Data section:
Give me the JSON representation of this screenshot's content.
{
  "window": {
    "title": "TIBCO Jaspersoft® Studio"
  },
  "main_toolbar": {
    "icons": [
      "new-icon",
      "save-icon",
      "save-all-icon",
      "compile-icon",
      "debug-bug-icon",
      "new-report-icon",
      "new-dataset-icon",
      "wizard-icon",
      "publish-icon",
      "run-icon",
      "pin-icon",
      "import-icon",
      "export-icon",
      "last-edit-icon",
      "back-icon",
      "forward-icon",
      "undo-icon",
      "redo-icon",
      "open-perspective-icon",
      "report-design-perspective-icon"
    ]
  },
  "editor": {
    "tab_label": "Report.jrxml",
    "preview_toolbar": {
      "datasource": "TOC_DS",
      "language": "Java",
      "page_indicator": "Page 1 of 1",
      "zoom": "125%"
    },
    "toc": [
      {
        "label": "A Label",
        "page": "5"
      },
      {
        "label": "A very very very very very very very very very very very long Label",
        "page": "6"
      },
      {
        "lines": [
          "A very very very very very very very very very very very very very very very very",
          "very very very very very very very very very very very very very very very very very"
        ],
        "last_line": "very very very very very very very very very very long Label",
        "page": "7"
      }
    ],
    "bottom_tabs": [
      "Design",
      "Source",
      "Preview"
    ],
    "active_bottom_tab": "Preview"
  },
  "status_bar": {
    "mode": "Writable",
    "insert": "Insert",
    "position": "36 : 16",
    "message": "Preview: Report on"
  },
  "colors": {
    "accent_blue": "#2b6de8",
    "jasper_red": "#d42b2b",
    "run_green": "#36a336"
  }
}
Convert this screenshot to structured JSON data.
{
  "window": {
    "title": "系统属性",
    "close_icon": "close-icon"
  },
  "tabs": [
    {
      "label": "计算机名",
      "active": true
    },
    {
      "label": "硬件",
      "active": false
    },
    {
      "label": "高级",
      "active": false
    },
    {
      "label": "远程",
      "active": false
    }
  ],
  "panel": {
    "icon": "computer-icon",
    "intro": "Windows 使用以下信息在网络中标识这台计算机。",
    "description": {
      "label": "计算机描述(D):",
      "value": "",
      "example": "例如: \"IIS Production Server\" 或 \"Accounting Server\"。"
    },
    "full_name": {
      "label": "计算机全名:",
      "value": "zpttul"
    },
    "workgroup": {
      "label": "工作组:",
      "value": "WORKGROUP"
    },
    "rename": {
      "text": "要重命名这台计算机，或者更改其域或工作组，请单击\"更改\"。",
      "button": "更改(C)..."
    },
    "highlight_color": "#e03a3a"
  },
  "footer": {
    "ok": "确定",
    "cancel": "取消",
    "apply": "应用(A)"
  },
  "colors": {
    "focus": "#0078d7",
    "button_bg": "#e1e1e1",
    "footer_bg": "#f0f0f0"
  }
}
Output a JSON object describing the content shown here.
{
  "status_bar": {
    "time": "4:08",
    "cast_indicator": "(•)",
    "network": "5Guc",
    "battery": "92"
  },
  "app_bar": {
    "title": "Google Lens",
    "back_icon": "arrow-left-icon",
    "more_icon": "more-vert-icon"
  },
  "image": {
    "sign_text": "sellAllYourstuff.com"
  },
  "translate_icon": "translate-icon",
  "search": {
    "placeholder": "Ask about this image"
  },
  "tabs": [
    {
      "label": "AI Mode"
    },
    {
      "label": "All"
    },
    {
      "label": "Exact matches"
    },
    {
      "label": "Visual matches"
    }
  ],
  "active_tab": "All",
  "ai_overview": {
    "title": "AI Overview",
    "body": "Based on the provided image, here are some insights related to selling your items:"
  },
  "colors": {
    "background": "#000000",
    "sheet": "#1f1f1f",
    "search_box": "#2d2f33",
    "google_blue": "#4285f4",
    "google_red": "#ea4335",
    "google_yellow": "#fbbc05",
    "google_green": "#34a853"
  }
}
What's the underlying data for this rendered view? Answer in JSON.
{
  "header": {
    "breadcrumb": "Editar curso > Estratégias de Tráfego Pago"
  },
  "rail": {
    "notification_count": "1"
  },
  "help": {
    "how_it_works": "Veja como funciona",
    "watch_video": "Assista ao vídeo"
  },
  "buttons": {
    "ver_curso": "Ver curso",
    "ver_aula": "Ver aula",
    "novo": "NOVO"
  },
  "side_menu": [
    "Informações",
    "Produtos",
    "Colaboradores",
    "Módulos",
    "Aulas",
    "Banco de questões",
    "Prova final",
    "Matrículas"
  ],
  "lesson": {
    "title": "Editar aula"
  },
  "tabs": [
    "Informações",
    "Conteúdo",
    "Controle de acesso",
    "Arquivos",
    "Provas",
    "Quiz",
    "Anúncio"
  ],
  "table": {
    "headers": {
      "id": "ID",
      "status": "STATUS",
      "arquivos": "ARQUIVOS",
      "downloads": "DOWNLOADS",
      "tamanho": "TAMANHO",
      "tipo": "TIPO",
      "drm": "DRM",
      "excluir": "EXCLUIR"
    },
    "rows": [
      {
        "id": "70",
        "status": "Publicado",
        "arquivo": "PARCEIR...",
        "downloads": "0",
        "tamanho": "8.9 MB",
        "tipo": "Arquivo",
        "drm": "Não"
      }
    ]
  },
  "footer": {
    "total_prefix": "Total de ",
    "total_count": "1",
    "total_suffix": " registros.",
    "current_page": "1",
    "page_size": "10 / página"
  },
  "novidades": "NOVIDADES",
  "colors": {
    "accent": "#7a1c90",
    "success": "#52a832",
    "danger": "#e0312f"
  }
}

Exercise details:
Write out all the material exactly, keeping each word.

Finished exercise:
Give me the JSON representation of this screenshot's content.
{
  "window": {
    "title": "TIBCO Jaspersoft® Studio"
  },
  "main_toolbar": {
    "icons": [
      "new-icon",
      "save-icon",
      "save-all-icon",
      "compile-icon",
      "debug-bug-icon",
      "new-report-icon",
      "new-dataset-icon",
      "wizard-icon",
      "publish-icon",
      "run-icon",
      "pin-icon",
      "import-icon",
      "export-icon",
      "last-edit-icon",
      "back-icon",
      "forward-icon",
      "undo-icon",
      "redo-icon",
      "open-perspective-icon",
      "report-design-perspective-icon"
    ]
  },
  "editor": {
    "tab_label": "Report.jrxml",
    "preview_toolbar": {
      "datasource": "TOC_DS",
      "language": "Java",
      "page_indicator": "Page 1 of 1",
      "zoom": "125%"
    },
    "toc": [
      {
        "label": "A Label",
        "page": "5"
      },
      {
        "label": "A very very very very very very very very very very very long Label",
        "page": "6"
      },
      {
        "lines": [
          "A very very very very very very very very very very very very very very very very",
          "very very very very very very very very very very very very very very very very very"
        ],
        "last_line": "very very very very very very very very very very long Label",
        "page": "7"
      }
    ],
    "bottom_tabs": [
      "Design",
      "Source",
      "Preview"
    ],
    "active_bottom_tab": "Preview"
  },
  "status_bar": {
    "mode": "Writable",
    "insert": "Insert",
    "position": "36 : 16",
    "message": "Preview: Report on"
  },
  "colors": {
    "accent_blue": "#2b6de8",
    "jasper_red": "#d42b2b",
    "run_green": "#36a336"
  }
}
Convert this screenshot to structured JSON data.
{
  "window": {
    "title": "系统属性",
    "close_icon": "close-icon"
  },
  "tabs": [
    {
      "label": "计算机名",
      "active": true
    },
    {
      "label": "硬件",
      "active": false
    },
    {
      "label": "高级",
      "active": false
    },
    {
      "label": "远程",
      "active": false
    }
  ],
  "panel": {
    "icon": "computer-icon",
    "intro": "Windows 使用以下信息在网络中标识这台计算机。",
    "description": {
      "label": "计算机描述(D):",
      "value": "",
      "example": "例如: \"IIS Production Server\" 或 \"Accounting Server\"。"
    },
    "full_name": {
      "label": "计算机全名:",
      "value": "zpttul"
    },
    "workgroup": {
      "label": "工作组:",
      "value": "WORKGROUP"
    },
    "rename": {
      "text": "要重命名这台计算机，或者更改其域或工作组，请单击\"更改\"。",
      "button": "更改(C)..."
    },
    "highlight_color": "#e03a3a"
  },
  "footer": {
    "ok": "确定",
    "cancel": "取消",
    "apply": "应用(A)"
  },
  "colors": {
    "focus": "#0078d7",
    "button_bg": "#e1e1e1",
    "footer_bg": "#f0f0f0"
  }
}
Output a JSON object describing the content shown here.
{
  "status_bar": {
    "time": "4:08",
    "cast_indicator": "(•)",
    "network": "5Guc",
    "battery": "92"
  },
  "app_bar": {
    "title": "Google Lens",
    "back_icon": "arrow-left-icon",
    "more_icon": "more-vert-icon"
  },
  "image": {
    "sign_text": "sellAllYourstuff.com"
  },
  "translate_icon": "translate-icon",
  "search": {
    "placeholder": "Ask about this image"
  },
  "tabs": [
    {
      "label": "AI Mode"
    },
    {
      "label": "All"
    },
    {
      "label": "Exact matches"
    },
    {
      "label": "Visual matches"
    }
  ],
  "active_tab": "All",
  "ai_overview": {
    "title": "AI Overview",
    "body": "Based on the provided image, here are some insights related to selling your items:"
  },
  "colors": {
    "background": "#000000",
    "sheet": "#1f1f1f",
    "search_box": "#2d2f33",
    "google_blue": "#4285f4",
    "google_red": "#ea4335",
    "google_yellow": "#fbbc05",
    "google_green": "#34a853"
  }
}
What's the underlying data for this rendered view? Answer in JSON.
{
  "header": {
    "breadcrumb": "Editar curso > Estratégias de Tráfego Pago"
  },
  "rail": {
    "notification_count": "1"
  },
  "help": {
    "how_it_works": "Veja como funciona",
    "watch_video": "Assista ao vídeo"
  },
  "buttons": {
    "ver_curso": "Ver curso",
    "ver_aula": "Ver aula",
    "novo": "NOVO"
  },
  "side_menu": [
    "Informações",
    "Produtos",
    "Colaboradores",
    "Módulos",
    "Aulas",
    "Banco de questões",
    "Prova final",
    "Matrículas"
  ],
  "lesson": {
    "title": "Editar aula"
  },
  "tabs": [
    "Informações",
    "Conteúdo",
    "Controle de acesso",
    "Arquivos",
    "Provas",
    "Quiz",
    "Anúncio"
  ],
  "table": {
    "headers": {
      "id": "ID",
      "status": "STATUS",
      "arquivos": "ARQUIVOS",
      "downloads": "DOWNLOADS",
      "tamanho": "TAMANHO",
      "tipo": "TIPO",
      "drm": "DRM",
      "excluir": "EXCLUIR"
    },
    "rows": [
      {
        "id": "70",
        "status": "Publicado",
        "arquivo": "PARCEIR...",
        "downloads": "0",
        "tamanho": "8.9 MB",
        "tipo": "Arquivo",
        "drm": "Não"
      }
    ]
  },
  "footer": {
    "total_prefix": "Total de ",
    "total_count": "1",
    "total_suffix": " registros.",
    "current_page": "1",
    "page_size": "10 / página"
  },
  "novidades": "NOVIDADES",
  "colors": {
    "accent": "#7a1c90",
    "success": "#52a832",
    "danger": "#e0312f"
  }
}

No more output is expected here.